Marketing Brew covers the rise of marketers turning to user-generated content as a way to craft more authentic product posts than influencers do for less money. Isha Patel, CEO and co-founder of Kale, weighs in.
Curology conducted a poll of 2,000 American teens and young adults between the ages of 14 and 22, that revealed the pressures of going back to school in regards to appearance, social media, and filters.
Work at Portfolio Company:
Business Operations, Travel Partners | Fora: Fora is a next-generation travel agency and booking platform which, through training and tools, enables anyone to become a travel agent. This role will build out a direct partnership function with travel providers, creating and managing sales, marketing and operations across travel partners.
Head of Creator Partnerships | Stan: Stan is the Shopify for Content Creators, empowering anyone to make a living working for themselves on the internet. This role will be in charge of building, leading and managing an industry-leading Stan Ambassador Program.

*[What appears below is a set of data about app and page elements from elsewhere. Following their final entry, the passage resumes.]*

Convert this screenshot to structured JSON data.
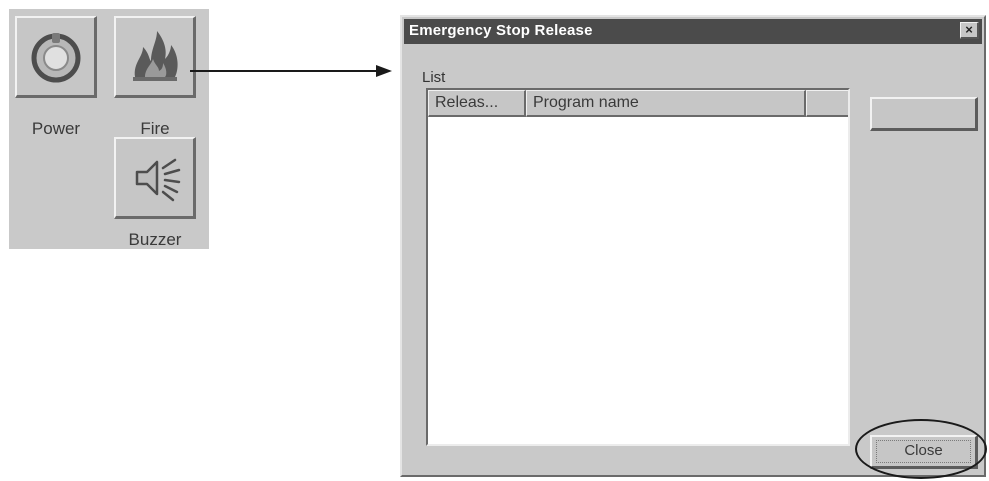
{
  "toolbar": {
    "buttons": [
      {
        "id": "power",
        "label": "Power",
        "icon": "power-icon"
      },
      {
        "id": "fire",
        "label": "Fire",
        "icon": "fire-icon"
      },
      {
        "id": "buzzer",
        "label": "Buzzer",
        "icon": "buzzer-icon"
      }
    ]
  },
  "dialog": {
    "title": "Emergency Stop Release",
    "close_icon_glyph": "×",
    "list_caption": "List",
    "columns": [
      "Releas...",
      "Program name",
      ""
    ],
    "rows": [],
    "release_button_label": "",
    "close_button_label": "Close"
  },
  "colors": {
    "window_gray": "#c9c9c9",
    "titlebar": "#4b4b4b",
    "highlight_ring": "#1a1a1a"
  }
}
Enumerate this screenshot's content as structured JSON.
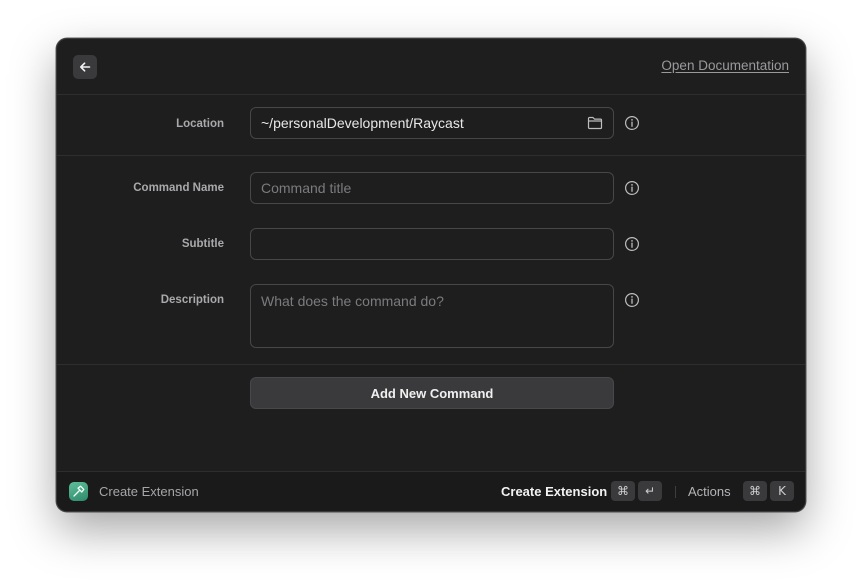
{
  "header": {
    "back_icon": "arrow-left-icon",
    "doc_link": "Open Documentation"
  },
  "location": {
    "label": "Location",
    "value": "~/personalDevelopment/Raycast",
    "icon": "folder-icon"
  },
  "command_name": {
    "label": "Command Name",
    "placeholder": "Command title"
  },
  "subtitle": {
    "label": "Subtitle",
    "value": ""
  },
  "description": {
    "label": "Description",
    "placeholder": "What does the command do?"
  },
  "add_button": "Add New Command",
  "footer": {
    "title": "Create Extension",
    "primary_action": "Create Extension",
    "primary_keys": [
      "⌘",
      "↵"
    ],
    "secondary_action": "Actions",
    "secondary_keys": [
      "⌘",
      "K"
    ]
  },
  "colors": {
    "background": "#1e1e1f",
    "accent_icon": "#3fa882"
  }
}
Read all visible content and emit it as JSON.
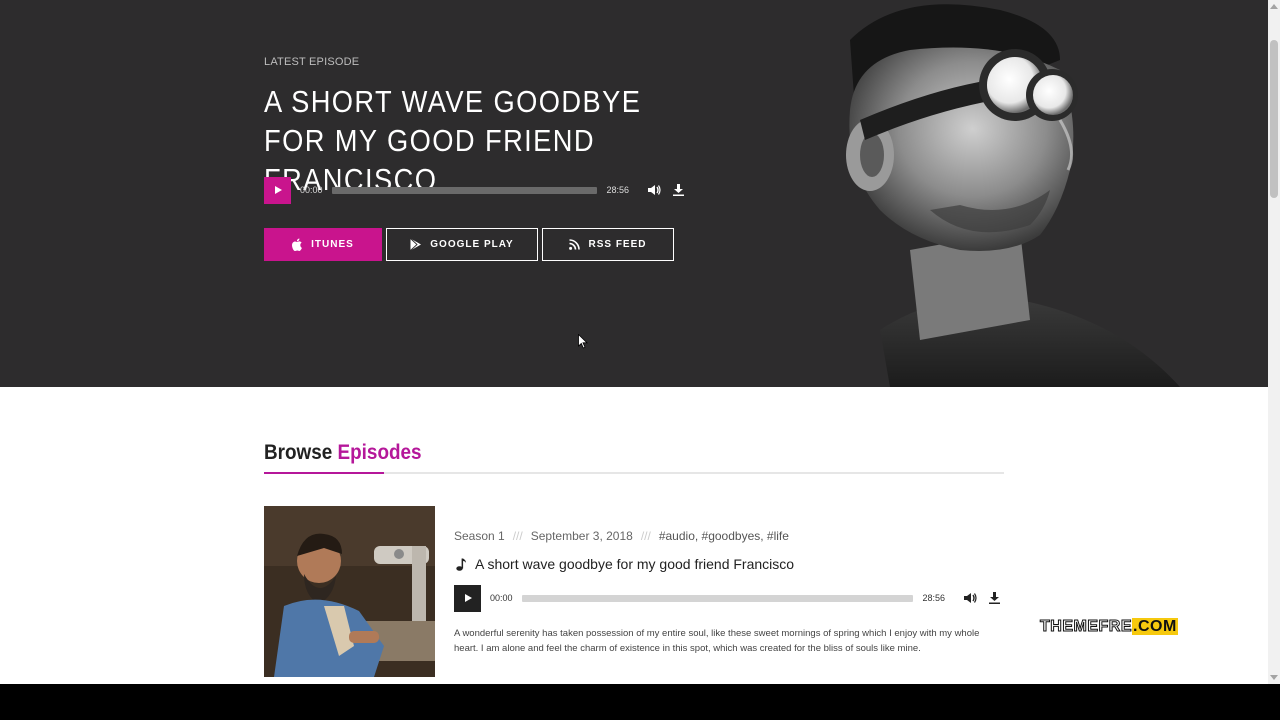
{
  "hero": {
    "label": "LATEST EPISODE",
    "title": "A SHORT WAVE GOODBYE FOR MY GOOD FRIEND FRANCISCO",
    "player": {
      "current_time": "00:00",
      "duration": "28:56"
    },
    "buttons": {
      "itunes": "ITUNES",
      "google_play": "GOOGLE PLAY",
      "rss": "RSS FEED"
    }
  },
  "browse": {
    "title_plain": "Browse",
    "title_accent": "Episodes"
  },
  "episode": {
    "season": "Season 1",
    "separator": "///",
    "date": "September 3, 2018",
    "tags": "#audio, #goodbyes, #life",
    "title": "A short wave goodbye for my good friend Francisco",
    "player": {
      "current_time": "00:00",
      "duration": "28:56"
    },
    "description": "A wonderful serenity has taken possession of my entire soul, like these sweet mornings of spring which I enjoy with my whole heart. I am alone and feel the charm of existence in this spot, which was created for the bliss of souls like mine."
  },
  "watermark": {
    "main": "THEMEFRE",
    "suffix": ".COM"
  },
  "colors": {
    "accent": "#c9148d",
    "hero_bg": "#2d2c2d",
    "browse_accent": "#b5179a"
  },
  "icons": [
    "play-icon",
    "volume-icon",
    "download-icon",
    "apple-icon",
    "google-play-icon",
    "rss-icon",
    "music-note-icon",
    "cursor-icon"
  ]
}
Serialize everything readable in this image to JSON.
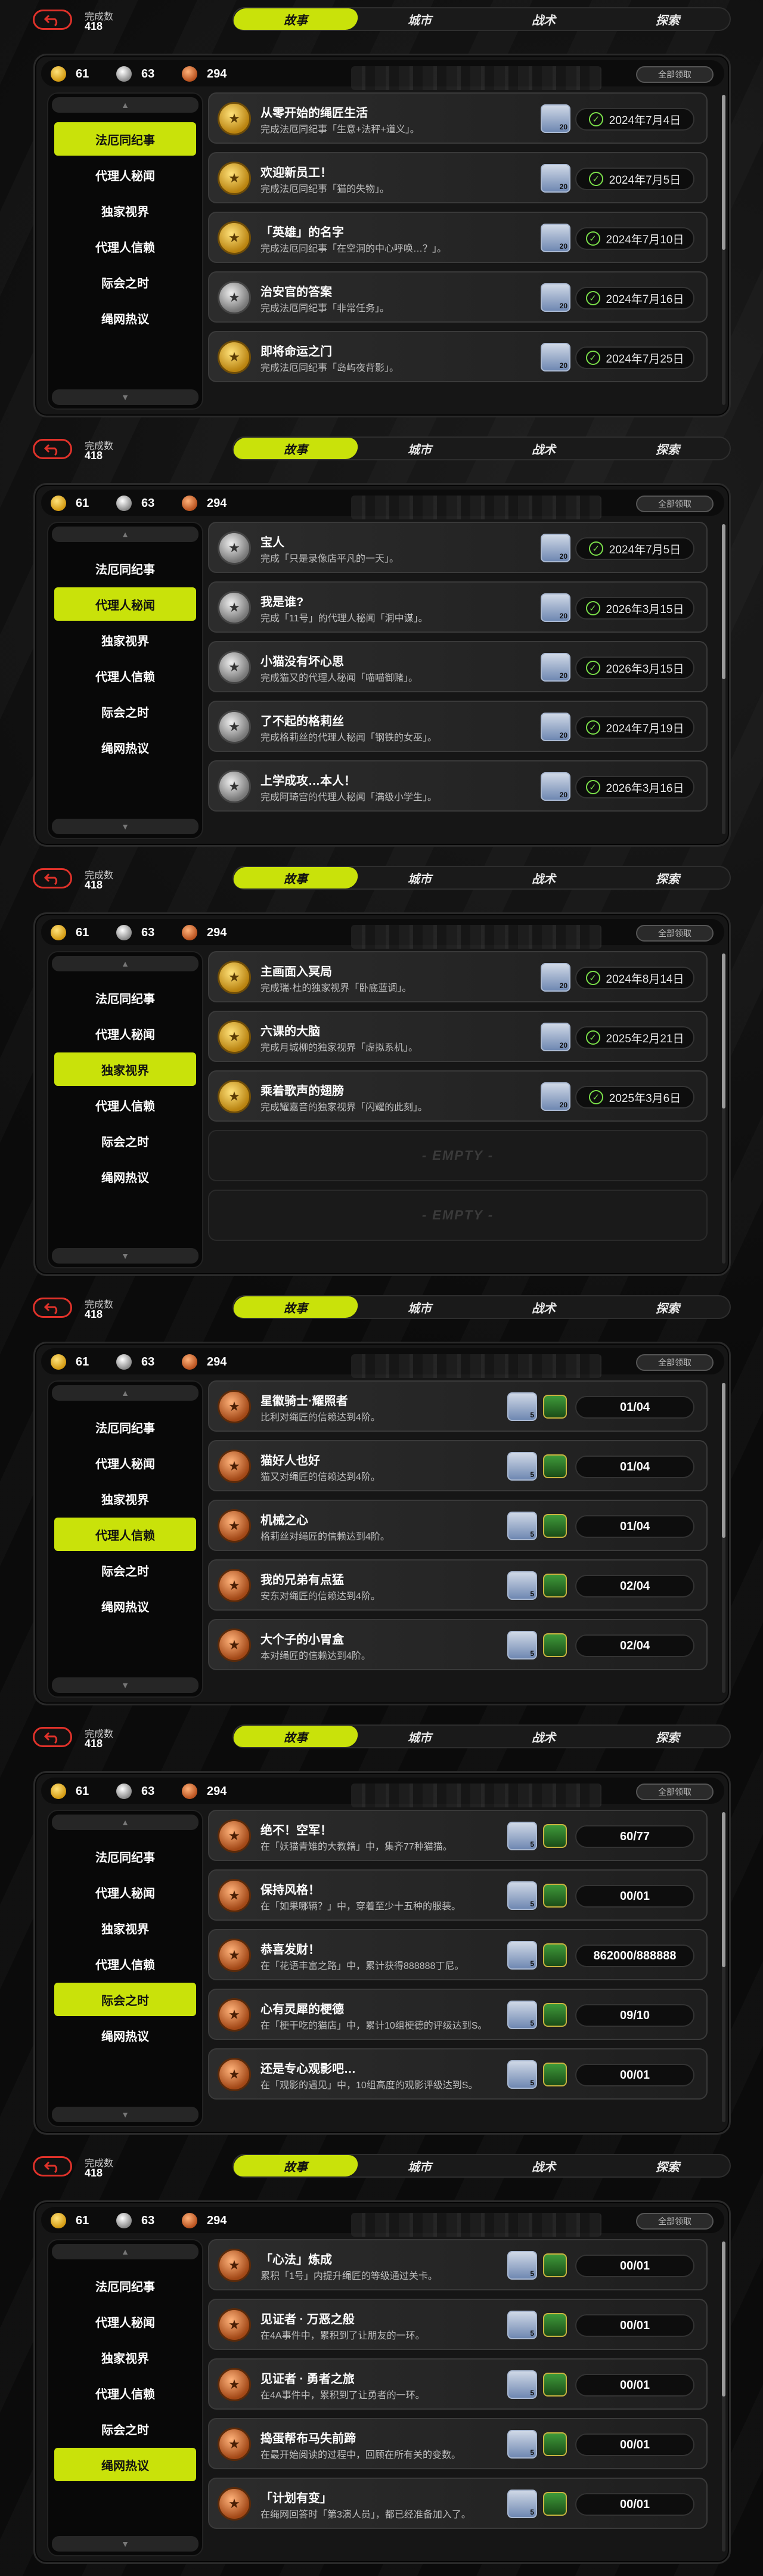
{
  "header": {
    "completion_label": "完成数",
    "completion_value": "418",
    "tabs": [
      "故事",
      "城市",
      "战术",
      "探索"
    ],
    "active_tab": 0
  },
  "currency": {
    "gold": "61",
    "silver": "63",
    "bronze": "294"
  },
  "claim_all_label": "全部领取",
  "categories": [
    "法厄同纪事",
    "代理人秘闻",
    "独家视界",
    "代理人信赖",
    "际会之时",
    "绳网热议"
  ],
  "screens": [
    {
      "active_category": 0,
      "cards": [
        {
          "medal": "gold",
          "title": "从零开始的绳匠生活",
          "desc": "完成法厄同纪事「生意+法秤+道义」。",
          "reward_qty": "20",
          "date": "2024年7月4日"
        },
        {
          "medal": "gold",
          "title": "欢迎新员工！",
          "desc": "完成法厄同纪事「猫的失物」。",
          "reward_qty": "20",
          "date": "2024年7月5日"
        },
        {
          "medal": "gold",
          "title": "「英雄」的名字",
          "desc": "完成法厄同纪事「在空洞的中心呼唤…？」。",
          "reward_qty": "20",
          "date": "2024年7月10日"
        },
        {
          "medal": "grey",
          "title": "治安官的答案",
          "desc": "完成法厄同纪事「非常任务」。",
          "reward_qty": "20",
          "date": "2024年7月16日"
        },
        {
          "medal": "gold",
          "title": "即将命运之门",
          "desc": "完成法厄同纪事「岛屿夜背影」。",
          "reward_qty": "20",
          "date": "2024年7月25日"
        }
      ]
    },
    {
      "active_category": 1,
      "cards": [
        {
          "medal": "grey",
          "title": "宝人",
          "desc": "完成「只是录像店平凡的一天」。",
          "reward_qty": "20",
          "date": "2024年7月5日"
        },
        {
          "medal": "grey",
          "title": "我是谁?",
          "desc": "完成「11号」的代理人秘闻「洞中谋」。",
          "reward_qty": "20",
          "date": "2026年3月15日"
        },
        {
          "medal": "grey",
          "title": "小猫没有坏心思",
          "desc": "完成猫又的代理人秘闻「喵喵御赌」。",
          "reward_qty": "20",
          "date": "2026年3月15日"
        },
        {
          "medal": "grey",
          "title": "了不起的格莉丝",
          "desc": "完成格莉丝的代理人秘闻「钢铁的女巫」。",
          "reward_qty": "20",
          "date": "2024年7月19日"
        },
        {
          "medal": "grey",
          "title": "上学成攻…本人！",
          "desc": "完成阿琦宫的代理人秘闻「满级小学生」。",
          "reward_qty": "20",
          "date": "2026年3月16日"
        }
      ]
    },
    {
      "active_category": 2,
      "cards": [
        {
          "medal": "gold",
          "title": "主画面入冥局",
          "desc": "完成瑞·杜的独家视界「卧底蓝调」。",
          "reward_qty": "20",
          "date": "2024年8月14日"
        },
        {
          "medal": "gold",
          "title": "六课的大脑",
          "desc": "完成月城柳的独家视界「虚拟系机」。",
          "reward_qty": "20",
          "date": "2025年2月21日"
        },
        {
          "medal": "gold",
          "title": "乘着歌声的翅膀",
          "desc": "完成耀嘉音的独家视界「闪耀的此刻」。",
          "reward_qty": "20",
          "date": "2025年3月6日"
        }
      ],
      "empty_label": "- EMPTY -",
      "empty_count": 2
    },
    {
      "active_category": 3,
      "cards": [
        {
          "medal": "bronze",
          "title": "星徽骑士·耀照者",
          "desc": "比利对绳匠的信赖达到4阶。",
          "reward_qty": "5",
          "progress": "01/04"
        },
        {
          "medal": "bronze",
          "title": "猫好人也好",
          "desc": "猫又对绳匠的信赖达到4阶。",
          "reward_qty": "5",
          "progress": "01/04"
        },
        {
          "medal": "bronze",
          "title": "机械之心",
          "desc": "格莉丝对绳匠的信赖达到4阶。",
          "reward_qty": "5",
          "progress": "01/04"
        },
        {
          "medal": "bronze",
          "title": "我的兄弟有点猛",
          "desc": "安东对绳匠的信赖达到4阶。",
          "reward_qty": "5",
          "progress": "02/04"
        },
        {
          "medal": "bronze",
          "title": "大个子的小胃盒",
          "desc": "本对绳匠的信赖达到4阶。",
          "reward_qty": "5",
          "progress": "02/04"
        }
      ]
    },
    {
      "active_category": 4,
      "cards": [
        {
          "medal": "bronze",
          "title": "绝不！空军！",
          "desc": "在「妖猫青雉的大教籍」中，集齐77种猫猫。",
          "reward_qty": "5",
          "progress": "60/77"
        },
        {
          "medal": "bronze",
          "title": "保持风格！",
          "desc": "在「如果哪辆？」中，穿着至少十五种的服装。",
          "reward_qty": "5",
          "progress": "00/01"
        },
        {
          "medal": "bronze",
          "title": "恭喜发财！",
          "desc": "在「花语丰富之路」中，累计获得888888丁尼。",
          "reward_qty": "5",
          "progress": "862000/888888"
        },
        {
          "medal": "bronze",
          "title": "心有灵犀的梗德",
          "desc": "在「梗干吃的猫店」中，累计10组梗德的评级达到S。",
          "reward_qty": "5",
          "progress": "09/10"
        },
        {
          "medal": "bronze",
          "title": "还是专心观影吧…",
          "desc": "在「观影的遇见」中，10组高度的观影评级达到S。",
          "reward_qty": "5",
          "progress": "00/01"
        }
      ]
    },
    {
      "active_category": 5,
      "cards": [
        {
          "medal": "bronze",
          "title": "「心法」炼成",
          "desc": "累积「1号」内提升绳匠的等级通过关卡。",
          "reward_qty": "5",
          "progress": "00/01"
        },
        {
          "medal": "bronze",
          "title": "见证者 · 万恶之般",
          "desc": "在4A事件中，累积到了让朋友的一环。",
          "reward_qty": "5",
          "progress": "00/01"
        },
        {
          "medal": "bronze",
          "title": "见证者 · 勇者之旅",
          "desc": "在4A事件中，累积到了让勇者的一环。",
          "reward_qty": "5",
          "progress": "00/01"
        },
        {
          "medal": "bronze",
          "title": "捣蛋帮布马失前蹄",
          "desc": "在最开始阅读的过程中，回顾在所有关的变数。",
          "reward_qty": "5",
          "progress": "00/01"
        },
        {
          "medal": "bronze",
          "title": "「计划有变」",
          "desc": "在绳网回答时「第3演人员」，都已经准备加入了。",
          "reward_qty": "5",
          "progress": "00/01"
        }
      ]
    }
  ]
}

Director of Logistics | Ritual: Ritual is a personal health brand that is building the future of daily essentials. This role will manage the transportation, Third Party Logistics Warehouses, and fulfillment elements of the business, including fulfillment network analyses and design, carrier negotiations, carrier performance and service level agreements.
There are ~508 other openings on our jobs site. Check ‘em out.